McDonnell says he’s trying to get new Labour leader Sir Keir Starmer and his team to see that Johnson “will always go for nationalism – and he’ll tinge it with racism and anti-migrant language”. In response to that, says McDonnell, Labour needs to demonstrate that it is the “community party”.
The former shadow chancellor is also trying to get Labour to link Johnson to Sunak, and to call out the government for “the very limited accountability and the corruption that might be taking place” in its distribution of resources.
Are Starmer and his team brave enough to do that? “I think so,” says McDonnell. “That’s what I’m trying to persuade them to do, and if they have some anxieties about that, then that story can be told from the back benches.”

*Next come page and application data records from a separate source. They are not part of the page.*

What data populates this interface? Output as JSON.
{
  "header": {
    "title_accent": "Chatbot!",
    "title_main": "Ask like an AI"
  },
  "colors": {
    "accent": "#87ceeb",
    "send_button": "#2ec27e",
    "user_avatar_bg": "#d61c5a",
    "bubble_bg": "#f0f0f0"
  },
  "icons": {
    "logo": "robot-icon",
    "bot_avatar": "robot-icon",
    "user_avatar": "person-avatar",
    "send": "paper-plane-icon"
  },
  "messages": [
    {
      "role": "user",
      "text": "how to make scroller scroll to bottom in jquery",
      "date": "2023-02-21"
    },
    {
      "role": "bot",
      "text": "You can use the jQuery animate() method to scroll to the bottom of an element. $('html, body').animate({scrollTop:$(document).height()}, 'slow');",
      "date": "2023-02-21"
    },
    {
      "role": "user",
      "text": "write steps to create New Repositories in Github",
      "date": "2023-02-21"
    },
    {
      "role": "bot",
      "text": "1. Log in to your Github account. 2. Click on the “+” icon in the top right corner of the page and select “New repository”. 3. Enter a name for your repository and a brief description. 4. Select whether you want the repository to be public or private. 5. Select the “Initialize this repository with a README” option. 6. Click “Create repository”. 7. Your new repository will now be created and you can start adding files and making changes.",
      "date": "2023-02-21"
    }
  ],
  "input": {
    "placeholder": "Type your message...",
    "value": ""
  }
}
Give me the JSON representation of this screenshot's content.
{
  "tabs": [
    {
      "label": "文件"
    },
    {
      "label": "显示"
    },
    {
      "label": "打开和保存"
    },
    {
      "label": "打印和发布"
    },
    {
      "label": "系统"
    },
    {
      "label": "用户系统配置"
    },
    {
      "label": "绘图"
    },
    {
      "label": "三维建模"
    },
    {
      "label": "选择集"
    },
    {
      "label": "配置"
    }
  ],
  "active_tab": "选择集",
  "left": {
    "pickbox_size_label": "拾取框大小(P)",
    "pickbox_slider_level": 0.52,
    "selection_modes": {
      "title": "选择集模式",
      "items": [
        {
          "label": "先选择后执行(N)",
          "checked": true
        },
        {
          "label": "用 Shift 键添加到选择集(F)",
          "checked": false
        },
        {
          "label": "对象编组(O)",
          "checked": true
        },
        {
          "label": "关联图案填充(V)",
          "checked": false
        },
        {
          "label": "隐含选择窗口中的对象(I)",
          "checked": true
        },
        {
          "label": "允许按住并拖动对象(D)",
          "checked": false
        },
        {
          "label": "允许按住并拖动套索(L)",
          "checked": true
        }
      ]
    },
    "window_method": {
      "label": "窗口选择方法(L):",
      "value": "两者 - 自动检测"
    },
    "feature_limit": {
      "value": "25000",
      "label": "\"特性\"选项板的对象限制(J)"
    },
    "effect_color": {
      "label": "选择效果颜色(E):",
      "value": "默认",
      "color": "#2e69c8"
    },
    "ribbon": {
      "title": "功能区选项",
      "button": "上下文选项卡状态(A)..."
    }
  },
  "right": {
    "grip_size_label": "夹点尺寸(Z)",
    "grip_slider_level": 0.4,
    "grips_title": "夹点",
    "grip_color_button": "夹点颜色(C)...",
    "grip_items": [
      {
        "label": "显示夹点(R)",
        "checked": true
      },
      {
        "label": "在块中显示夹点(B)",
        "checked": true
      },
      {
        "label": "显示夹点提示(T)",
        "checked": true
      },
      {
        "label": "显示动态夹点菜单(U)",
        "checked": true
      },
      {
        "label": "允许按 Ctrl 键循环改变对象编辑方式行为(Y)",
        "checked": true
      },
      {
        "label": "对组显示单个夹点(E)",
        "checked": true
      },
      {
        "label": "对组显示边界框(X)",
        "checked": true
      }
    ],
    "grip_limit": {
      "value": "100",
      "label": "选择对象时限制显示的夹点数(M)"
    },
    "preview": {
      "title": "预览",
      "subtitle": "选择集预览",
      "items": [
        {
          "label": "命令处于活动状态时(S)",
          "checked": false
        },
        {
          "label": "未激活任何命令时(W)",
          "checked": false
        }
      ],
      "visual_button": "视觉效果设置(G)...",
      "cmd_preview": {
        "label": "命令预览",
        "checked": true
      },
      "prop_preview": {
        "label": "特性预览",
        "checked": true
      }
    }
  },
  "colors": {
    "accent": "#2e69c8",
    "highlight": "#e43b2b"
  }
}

Reflecting on Corbyn’s time as leader, his old friend says, “Every day was just a struggle to survive, so energies got sapped into just survival.”
“Before Jeremy ran for the leadership I did have a plan,” he says, with a wry chuckle. That plan was to run a candidate from the Socialist Campaign Group of MPs, pick up 20 to 25 percent of the votes, to show there was a left-wing constituency within the Labour Party, and to build a social movement from there.
McDonnell had tried this before, in 2007, when he challenged Gordon Brown for the leadership. “I never got onto the ballot paper,” he laughs. “The whole purpose was to plant a flag for people to rally around and build that social movement. That’s how you bring about a revolution, you know?”
“I look back on it, and I think it was cart before the horse. We won the leadership before we built the social movement, it should have been the other way round.”
He wasn’t surprised by this resistance within his party, and says the tactics they used were “completely expected as well”. The co-ordinated resignation of much of Jeremy Corbyn’s shadow cabinet in 2016 was an echo then-defence minister Tom Watson’s attempt to oust Tony Blair on behalf of Gordon Brown in 2006, a year before Brown actually took over. When I ask McDonnell if Watson – deputy leader under Corbyn, and now advising gambling giant Flutter Entertainment on corporate social responsibility – might try to bring his new masters down, he laughs heartily: “There’s a joke in there about, ‘I wouldn’t put a bet on it.’”
The morning after we speak, Starmer gives his first conference speech as Labour leader. Standing behind a lectern bearing the slogan, “A New Leadership”, Starmer’s main message is exactly that: “Take another look at Labour,” he says. “We’re under new leadership.”
I message McDonnell to ask if he feels a little insulted.
“The speech,” he replies. “It’s not a problem and completely predictable. I am philosophical about these things and assess matters very much as a political artisan. Any incoming leader after an election defeat will want to distance themselves from the past. The more important question is not who interprets the past but who wins the future. That’s all to play for.”
Update: A previous version of this article incorrectly stated that McDonnell referred to himself as a political “partisan”. This has been corrected.